[Start of section]

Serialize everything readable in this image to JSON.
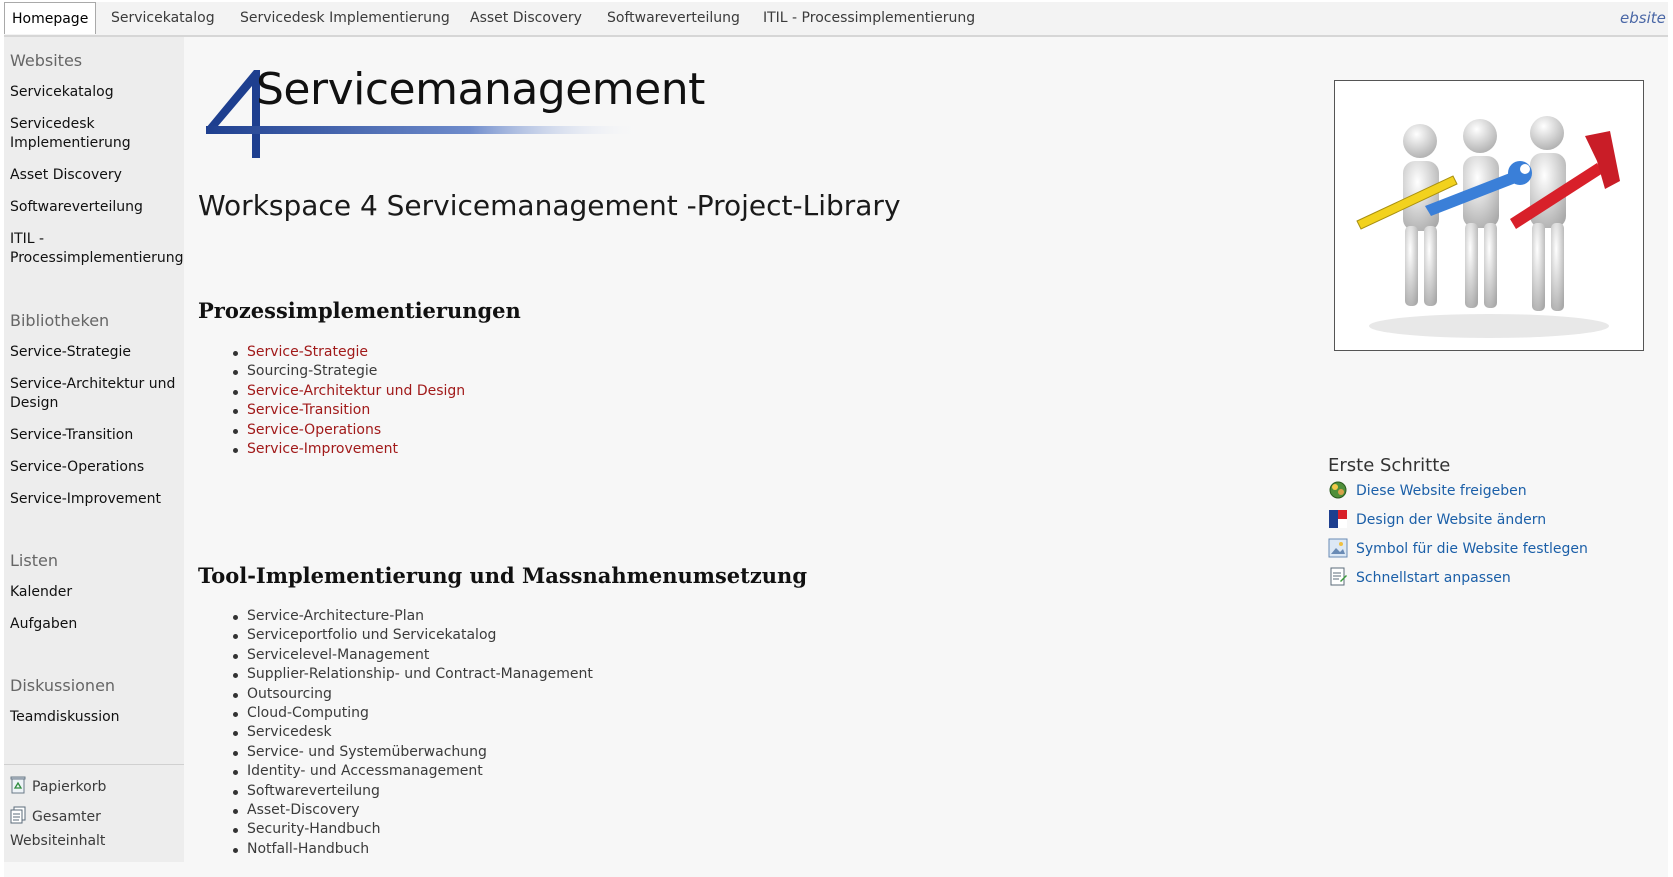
{
  "topnav": {
    "tabs": [
      {
        "label": "Homepage",
        "active": true
      },
      {
        "label": "Servicekatalog"
      },
      {
        "label": "Servicedesk Implementierung"
      },
      {
        "label": "Asset Discovery"
      },
      {
        "label": "Softwareverteilung"
      },
      {
        "label": "ITIL - Processimplementierung"
      }
    ],
    "cutoff_text": "ebsite d"
  },
  "quicklaunch": {
    "websites_heading": "Websites",
    "websites": [
      "Servicekatalog",
      "Servicedesk Implementierung",
      "Asset Discovery",
      "Softwareverteilung",
      "ITIL - Processimplementierung"
    ],
    "libraries_heading": "Bibliotheken",
    "libraries": [
      "Service-Strategie",
      "Service-Architektur und Design",
      "Service-Transition",
      "Service-Operations",
      "Service-Improvement"
    ],
    "lists_heading": "Listen",
    "lists": [
      "Kalender",
      "Aufgaben"
    ],
    "discussions_heading": "Diskussionen",
    "discussions": [
      "Teamdiskussion"
    ],
    "recycle_bin": "Papierkorb",
    "all_content": "Gesamter Websiteinhalt"
  },
  "logo": {
    "digit": "4",
    "text": "Servicemanagement"
  },
  "workspace_title": "Workspace 4 Servicemanagement -Project-Library",
  "section1": {
    "title": "Prozessimplementierungen",
    "items": [
      {
        "label": "Service-Strategie",
        "link": true
      },
      {
        "label": "Sourcing-Strategie",
        "link": false
      },
      {
        "label": "Service-Architektur und Design",
        "link": true
      },
      {
        "label": "Service-Transition",
        "link": true
      },
      {
        "label": "Service-Operations",
        "link": true
      },
      {
        "label": "Service-Improvement",
        "link": true
      }
    ]
  },
  "section2": {
    "title": "Tool-Implementierung und Massnahmenumsetzung",
    "items": [
      "Service-Architecture-Plan",
      "Serviceportfolio und Servicekatalog",
      "Servicelevel-Management",
      "Supplier-Relationship- und Contract-Management",
      "Outsourcing",
      "Cloud-Computing",
      "Servicedesk",
      "Service- und Systemüberwachung",
      "Identity- und Accessmanagement",
      "Softwareverteilung",
      "Asset-Discovery",
      "Security-Handbuch",
      "Notfall-Handbuch"
    ]
  },
  "erste_schritte": {
    "heading": "Erste Schritte",
    "links": [
      {
        "label": "Diese Website freigeben",
        "icon": "share-icon"
      },
      {
        "label": "Design der Website ändern",
        "icon": "theme-icon"
      },
      {
        "label": "Symbol für die Website festlegen",
        "icon": "image-icon"
      },
      {
        "label": "Schnellstart anpassen",
        "icon": "navigation-edit-icon"
      }
    ]
  },
  "colors": {
    "link_red": "#a11a1a",
    "link_blue": "#1b5fa8",
    "logo_blue": "#1e3f8f"
  }
}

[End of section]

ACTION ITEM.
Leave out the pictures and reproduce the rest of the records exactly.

EXERCISE OUTPUT.
Serialize everything readable in this image to JSON.
{
  "topnav": {
    "tabs": [
      {
        "label": "Homepage",
        "active": true
      },
      {
        "label": "Servicekatalog"
      },
      {
        "label": "Servicedesk Implementierung"
      },
      {
        "label": "Asset Discovery"
      },
      {
        "label": "Softwareverteilung"
      },
      {
        "label": "ITIL - Processimplementierung"
      }
    ],
    "cutoff_text": "ebsite d"
  },
  "quicklaunch": {
    "websites_heading": "Websites",
    "websites": [
      "Servicekatalog",
      "Servicedesk Implementierung",
      "Asset Discovery",
      "Softwareverteilung",
      "ITIL - Processimplementierung"
    ],
    "libraries_heading": "Bibliotheken",
    "libraries": [
      "Service-Strategie",
      "Service-Architektur und Design",
      "Service-Transition",
      "Service-Operations",
      "Service-Improvement"
    ],
    "lists_heading": "Listen",
    "lists": [
      "Kalender",
      "Aufgaben"
    ],
    "discussions_heading": "Diskussionen",
    "discussions": [
      "Teamdiskussion"
    ],
    "recycle_bin": "Papierkorb",
    "all_content": "Gesamter Websiteinhalt"
  },
  "logo": {
    "digit": "4",
    "text": "Servicemanagement"
  },
  "workspace_title": "Workspace 4 Servicemanagement -Project-Library",
  "section1": {
    "title": "Prozessimplementierungen",
    "items": [
      {
        "label": "Service-Strategie",
        "link": true
      },
      {
        "label": "Sourcing-Strategie",
        "link": false
      },
      {
        "label": "Service-Architektur und Design",
        "link": true
      },
      {
        "label": "Service-Transition",
        "link": true
      },
      {
        "label": "Service-Operations",
        "link": true
      },
      {
        "label": "Service-Improvement",
        "link": true
      }
    ]
  },
  "section2": {
    "title": "Tool-Implementierung und Massnahmenumsetzung",
    "items": [
      "Service-Architecture-Plan",
      "Serviceportfolio und Servicekatalog",
      "Servicelevel-Management",
      "Supplier-Relationship- und Contract-Management",
      "Outsourcing",
      "Cloud-Computing",
      "Servicedesk",
      "Service- und Systemüberwachung",
      "Identity- und Accessmanagement",
      "Softwareverteilung",
      "Asset-Discovery",
      "Security-Handbuch",
      "Notfall-Handbuch"
    ]
  },
  "erste_schritte": {
    "heading": "Erste Schritte",
    "links": [
      {
        "label": "Diese Website freigeben",
        "icon": "share-icon"
      },
      {
        "label": "Design der Website ändern",
        "icon": "theme-icon"
      },
      {
        "label": "Symbol für die Website festlegen",
        "icon": "image-icon"
      },
      {
        "label": "Schnellstart anpassen",
        "icon": "navigation-edit-icon"
      }
    ]
  },
  "colors": {
    "link_red": "#a11a1a",
    "link_blue": "#1b5fa8",
    "logo_blue": "#1e3f8f"
  }
}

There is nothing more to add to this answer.